| Records contained in a dataset |
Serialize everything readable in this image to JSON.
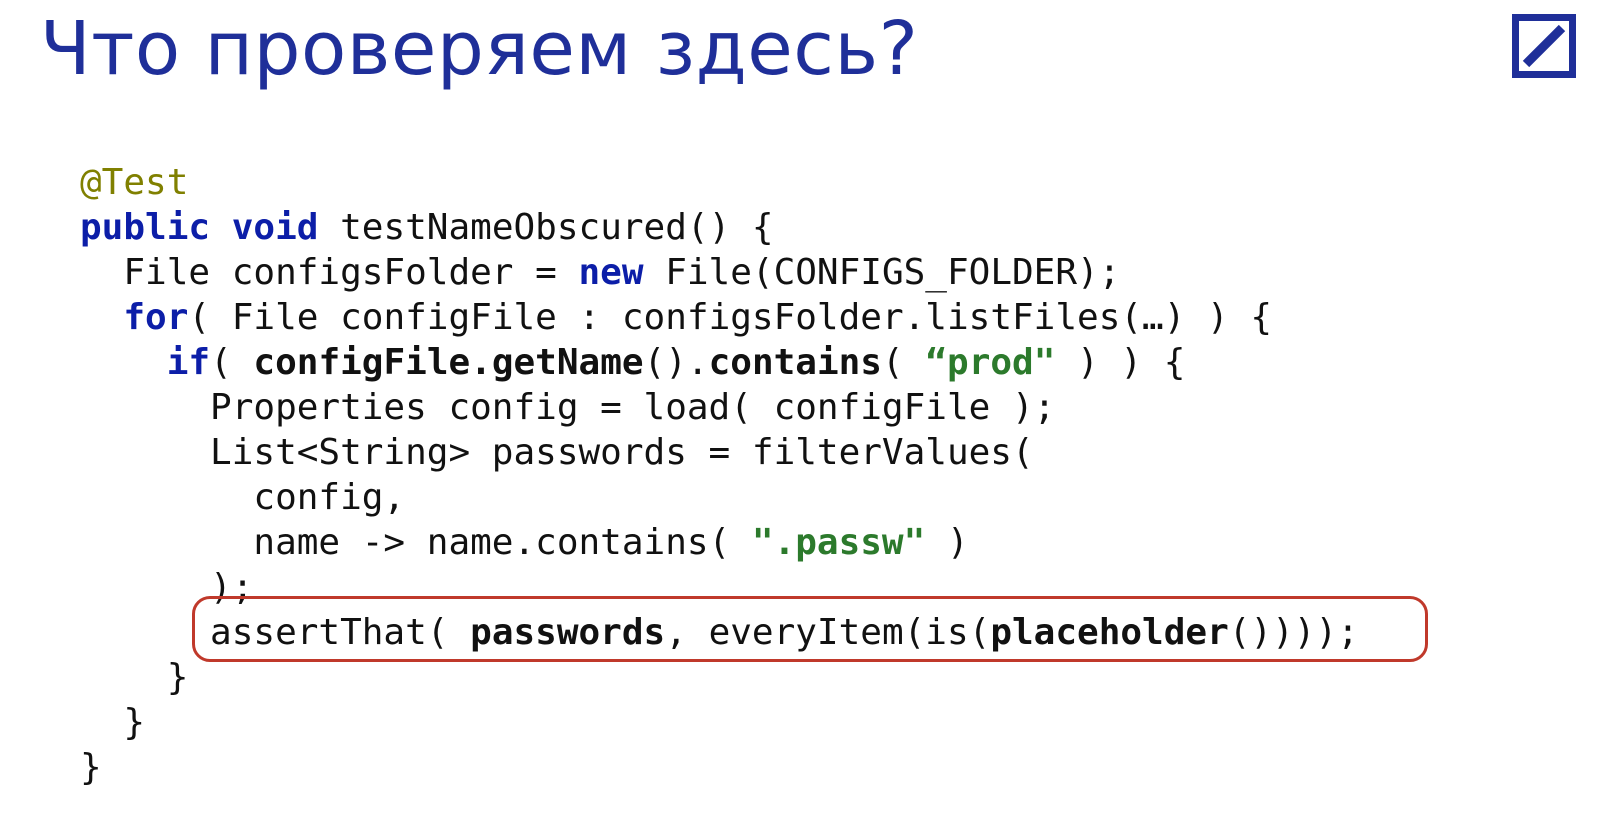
{
  "title": "Что проверяем здесь?",
  "code": {
    "annotation": "@Test",
    "kw_public": "public",
    "kw_void": "void",
    "method_sig": " testNameObscured() {",
    "l3a": "  File configsFolder = ",
    "kw_new": "new",
    "l3b": " File(CONFIGS_FOLDER);",
    "l4a": "  ",
    "kw_for": "for",
    "l4b": "( File configFile : configsFolder.listFiles(…) ) {",
    "l5a": "    ",
    "kw_if": "if",
    "l5b": "( ",
    "l5c": "configFile.getName",
    "l5d": "().",
    "l5e": "contains",
    "l5f": "( ",
    "l5str": "“prod\"",
    "l5g": " ) ) {",
    "l6": "      Properties config = load( configFile );",
    "l7": "      List<String> passwords = filterValues(",
    "l8": "        config,",
    "l9a": "        name -> name.contains( ",
    "l9str": "\".passw\"",
    "l9b": " )",
    "l10": "      );",
    "l11a": "      assertThat( ",
    "l11b": "passwords",
    "l11c": ", everyItem(is(",
    "l11d": "placeholder",
    "l11e": "())));",
    "l12": "    }",
    "l13": "  }",
    "l14": "}"
  }
}
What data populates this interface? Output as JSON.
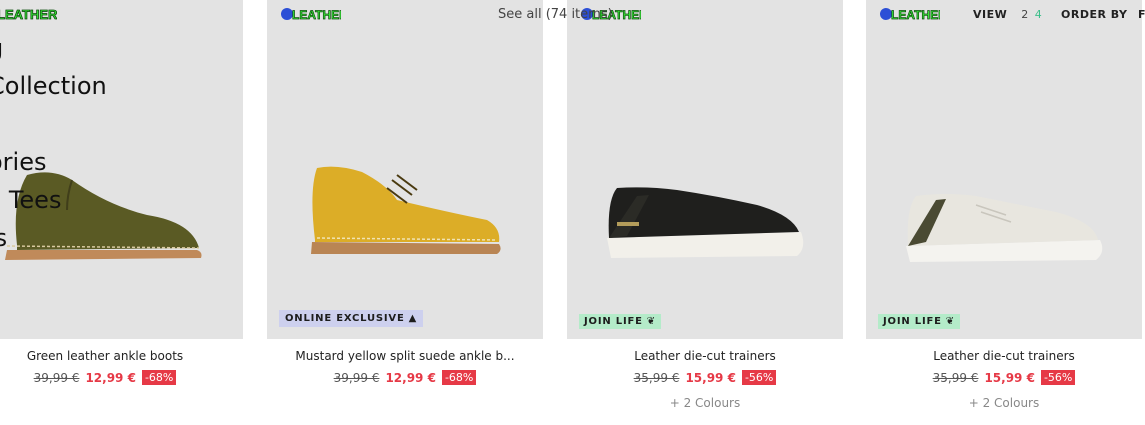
{
  "menu": {
    "items": [
      "g",
      "Collection",
      "",
      "ories",
      "c Tees",
      "ls"
    ]
  },
  "toolbar": {
    "see_all": "See all (74 items)",
    "view_label": "VIEW",
    "view_option_2": "2",
    "view_option_4": "4",
    "order_by": "ORDER BY",
    "filter_label": "F"
  },
  "colors": {
    "discount": "#e63946",
    "join_life": "#b4ebc9",
    "online_exclusive": "#cdd0ee",
    "image_bg": "#e3e3e3"
  },
  "products": [
    {
      "title": "Green leather ankle boots",
      "old_price": "39,99 €",
      "new_price": "12,99 €",
      "discount": "-68%",
      "badge": "",
      "colours": ""
    },
    {
      "title": "Mustard yellow split suede ankle b...",
      "old_price": "39,99 €",
      "new_price": "12,99 €",
      "discount": "-68%",
      "badge": "ONLINE EXCLUSIVE",
      "colours": ""
    },
    {
      "title": "Leather die-cut trainers",
      "old_price": "35,99 €",
      "new_price": "15,99 €",
      "discount": "-56%",
      "badge": "JOIN LIFE",
      "colours": "+ 2 Colours"
    },
    {
      "title": "Leather die-cut trainers",
      "old_price": "35,99 €",
      "new_price": "15,99 €",
      "discount": "-56%",
      "badge": "JOIN LIFE",
      "colours": "+ 2 Colours"
    }
  ]
}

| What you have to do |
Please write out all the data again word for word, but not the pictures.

| Expected answer |
Serialize everything readable in this image to JSON.
{
  "title": "Что проверяем здесь?",
  "code": {
    "annotation": "@Test",
    "kw_public": "public",
    "kw_void": "void",
    "method_sig": " testNameObscured() {",
    "l3a": "  File configsFolder = ",
    "kw_new": "new",
    "l3b": " File(CONFIGS_FOLDER);",
    "l4a": "  ",
    "kw_for": "for",
    "l4b": "( File configFile : configsFolder.listFiles(…) ) {",
    "l5a": "    ",
    "kw_if": "if",
    "l5b": "( ",
    "l5c": "configFile.getName",
    "l5d": "().",
    "l5e": "contains",
    "l5f": "( ",
    "l5str": "“prod\"",
    "l5g": " ) ) {",
    "l6": "      Properties config = load( configFile );",
    "l7": "      List<String> passwords = filterValues(",
    "l8": "        config,",
    "l9a": "        name -> name.contains( ",
    "l9str": "\".passw\"",
    "l9b": " )",
    "l10": "      );",
    "l11a": "      assertThat( ",
    "l11b": "passwords",
    "l11c": ", everyItem(is(",
    "l11d": "placeholder",
    "l11e": "())));",
    "l12": "    }",
    "l13": "  }",
    "l14": "}"
  }
}
What data populates this interface? Output as JSON.
{
  "menu": {
    "items": [
      "g",
      "Collection",
      "",
      "ories",
      "c Tees",
      "ls"
    ]
  },
  "toolbar": {
    "see_all": "See all (74 items)",
    "view_label": "VIEW",
    "view_option_2": "2",
    "view_option_4": "4",
    "order_by": "ORDER BY",
    "filter_label": "F"
  },
  "colors": {
    "discount": "#e63946",
    "join_life": "#b4ebc9",
    "online_exclusive": "#cdd0ee",
    "image_bg": "#e3e3e3"
  },
  "products": [
    {
      "title": "Green leather ankle boots",
      "old_price": "39,99 €",
      "new_price": "12,99 €",
      "discount": "-68%",
      "badge": "",
      "colours": ""
    },
    {
      "title": "Mustard yellow split suede ankle b...",
      "old_price": "39,99 €",
      "new_price": "12,99 €",
      "discount": "-68%",
      "badge": "ONLINE EXCLUSIVE",
      "colours": ""
    },
    {
      "title": "Leather die-cut trainers",
      "old_price": "35,99 €",
      "new_price": "15,99 €",
      "discount": "-56%",
      "badge": "JOIN LIFE",
      "colours": "+ 2 Colours"
    },
    {
      "title": "Leather die-cut trainers",
      "old_price": "35,99 €",
      "new_price": "15,99 €",
      "discount": "-56%",
      "badge": "JOIN LIFE",
      "colours": "+ 2 Colours"
    }
  ]
}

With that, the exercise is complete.